Wednesday, July 23, 2008

Daifuku Manju (Rice Cakes)

The phrase "rice cake" conjurs up images of a dry, crunchy cracker made of puffed rice. But, "rice cake" can also refer to a soft, round cake of glutinous rice flour, filled with a sweet paste.

I tend to buy daifuku manju (大福まんじゅう) with a plain cake and a sweet red bean paste filling (pictured above, sometimes the rice gluten cake is white instead of pink so read the label!).

However, the rice cakes also come in other flavors, including macadamia nut (white, below at left) and mango (orange, below at right).

The macadamia nut cake was unexpectedly crunchy, due to chunks of macadamia nut in the cake's exterior. The filling was my favorite - red bean paste. The mango cake, with a mango-esque filling, was a bit cloying for my taste.

A Japanese confection, rice cakes can be found at Asian groceries. In Denver, I've found them at the Pacific Mercantile and at H-Mart. Sometimes they are in a refrigerated section (Pacific Mercantile), sometimes in the freezer (H-Mart), and other times they are on the shelf, or even by the cash register. I'm not aware of any reason why the rice cakes need to be refrigerated or frozen; they don't last long in my home, anyway.

Thanks to Deb in Denver for the Japanese translation.

Pacific Mercantile Company
1925 Lawrence
Denver, CO 80202

2751 South Parker Road (Parker & Yale)
Aurora, CO 80014


ClaireWalter said...

The images on this post, the second one of the 18th and to an extent the Liks post, also on the 18th are color-coordinated with your blog template. Intentional or accidental artisitry?

Claire @

Beatrice said...

Any artistry is purely accidental, especially in terms of color scheme...

I hadn't noticed the colors matching up in the last 3 posts, but I have been wondering if a reader would ask if I interpret the term "vegetarian" to mean "skip dinner and go right for dessert" - I feel like I've been posting about a lot of sweets lately...


ClaireWalter said...

A lot of non-vegetarians I know believe in the "skip dinner and go right for dessert" approach.
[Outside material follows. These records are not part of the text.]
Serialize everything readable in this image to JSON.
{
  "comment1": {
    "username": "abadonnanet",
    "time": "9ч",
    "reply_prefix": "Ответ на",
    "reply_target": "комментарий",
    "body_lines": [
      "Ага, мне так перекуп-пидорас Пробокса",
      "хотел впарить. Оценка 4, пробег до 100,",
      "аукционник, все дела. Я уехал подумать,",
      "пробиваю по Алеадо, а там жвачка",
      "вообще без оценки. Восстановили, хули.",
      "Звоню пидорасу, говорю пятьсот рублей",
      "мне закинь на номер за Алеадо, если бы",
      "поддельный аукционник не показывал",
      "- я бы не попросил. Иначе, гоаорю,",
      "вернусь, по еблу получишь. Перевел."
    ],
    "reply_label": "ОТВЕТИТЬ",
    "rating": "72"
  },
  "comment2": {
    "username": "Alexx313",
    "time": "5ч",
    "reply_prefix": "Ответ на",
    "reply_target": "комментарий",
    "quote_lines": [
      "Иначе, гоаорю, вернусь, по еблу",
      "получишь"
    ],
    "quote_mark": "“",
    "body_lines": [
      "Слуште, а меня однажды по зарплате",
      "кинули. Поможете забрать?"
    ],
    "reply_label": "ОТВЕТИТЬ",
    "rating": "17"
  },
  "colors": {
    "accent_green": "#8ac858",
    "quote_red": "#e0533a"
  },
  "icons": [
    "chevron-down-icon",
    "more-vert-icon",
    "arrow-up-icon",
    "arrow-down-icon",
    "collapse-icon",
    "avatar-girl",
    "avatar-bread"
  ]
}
The corollary is, "Life is uncertain. Eat dessert first."


Rita said...

I can't believe I found someone else that likes manju!! I am not asian, actually I am Brazilian but I grew up eating manjus since there is a lot of Japanese immigrants in my hometown. I used to like one that looks like a bread dough outside, and have the bean filling.
Nice blog!

Beatrice said...


You are lucky to have grown up eating manju; I didn't discover them until grad school. I know that some people find the texture off-putting, but as far as I'm concerned, that just means more for me!

Your blog is lovely, by the way.


dining tables said...

Wow! This looks delicious. I have never had one of these. I want to try it.